Theoretically the sound should expand in a hemisphere (ignoring walls.) Sound that expands in a sphere or a hemisphere follows the inverse square law.

Math Root

The intensity of sound is the power per meter squared, the loudness of sound is a human perception and is related to the intensity logarithmically. Each time 10 decibels are added to a loudness, the intensity of the sound increases by a multiple of 10. A scale is set by defining 0 decibels as the threshold of hearing, a loudness produced by 10^-12 watts/meter^2.

On this logarithmic decibel scale adding three decibels multiplies the intensity by two while subtracting three decibels cuts the intensity in half. Similarly adding 6 dB quadruples the intensity of a sound while subtracting 6 dB multiplies the loudness by one-fourth.

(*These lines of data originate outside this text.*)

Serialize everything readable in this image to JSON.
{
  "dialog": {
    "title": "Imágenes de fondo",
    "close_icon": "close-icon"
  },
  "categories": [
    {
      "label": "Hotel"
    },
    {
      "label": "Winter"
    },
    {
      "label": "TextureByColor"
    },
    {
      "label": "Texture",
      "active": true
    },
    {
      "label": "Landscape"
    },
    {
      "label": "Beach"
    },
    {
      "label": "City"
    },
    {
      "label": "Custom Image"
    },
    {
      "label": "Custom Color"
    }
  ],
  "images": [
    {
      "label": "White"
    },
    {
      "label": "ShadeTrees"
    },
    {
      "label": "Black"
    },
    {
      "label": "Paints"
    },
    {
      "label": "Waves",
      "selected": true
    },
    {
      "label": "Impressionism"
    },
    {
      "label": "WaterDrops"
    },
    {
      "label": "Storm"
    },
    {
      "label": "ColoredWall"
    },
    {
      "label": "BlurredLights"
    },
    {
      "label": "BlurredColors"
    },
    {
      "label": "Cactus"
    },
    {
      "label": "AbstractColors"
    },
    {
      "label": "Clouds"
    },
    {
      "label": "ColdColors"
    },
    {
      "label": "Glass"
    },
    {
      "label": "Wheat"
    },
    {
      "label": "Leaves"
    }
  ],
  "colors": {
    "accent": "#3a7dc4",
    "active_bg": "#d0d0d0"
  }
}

Thus when we double the distance between two loudness measurements the inverse square law would predict that the loudness should decrease to one fourth of its original loudness, which means that the decibel level will decrease by 6 dB.

The definition of the loudness, L, in decibels given the intensity I of sound is:

L = 10 log I/Io

where Io is 10^-12 W/m^2

and where this is the base 10 logarithm.

Etc.

OSHA standards for exposure to sounds recommend that people keep their exposure to sounds over long periods of time to less than 85 decibels.

Part 3, Variation in loudness with Distance

Measure the loudness of an opera singer as a function of angle. This is best done in a large room, such as an opera house, or outdoors.

Mark a circle around the opera singer at a radius of 4 meters. Define 0 degrees as directly in front of the singer.

As the opera singer holds a constant intensity note measure the loudness of the sound as a function of angle and then plot it on a polar graph , shown below. If you have two sound level meters you can use one to monitor the loudness of the note being sung by holding it in one place in front of the singer.

Notice the pattern of loudness versus angle. Notice how more sound is directed into the forward direction.

Repeat the exploration at the lowest frequency the singer can comfortably sing at, and then the highest frequency.

What's Going On?

The majority of the sound is emitted from the mouth.

For most frequencies of sound, the mouth is small compared to the wavelength of sound, and so the sound coming from the mouth diffracts as it exits the mouth spreading over a wide range of angles in the forward direction.

Math Root

An average human mouth is less than 8 cm in diameter, d = 8 cm.

The wavelength of sound, L, is L = v/f

where v is the velocity of sound, approximately 350 m/s

and f is the frequency.

a 100 Hz sound has a wavelength of L = 350/100 = 3.5 m

while a 1 kHz sound has a wavelength of 35 cm.

The wavelength of sound does not become comparable to the size of the human mouth until a frequency of 7 kHz is reached.

The angle between the forward direction and the first minimum in the diffraction pattern, T, is

sin(T) = L/d

For a 1 kHz sound, L/d is greater than 1 and there is no minimum.

For a sound with a wavelength equal to the diameter of the mouth, about 7 kHz, L/d = 1 and the angle to the first maximum is 90 degrees.

Etc.

The next time you are at an opera notice how the singers project their voices to the audience by turning to face the audience. Scientific Explorations with Paul Doherty © 2005 27 July 2005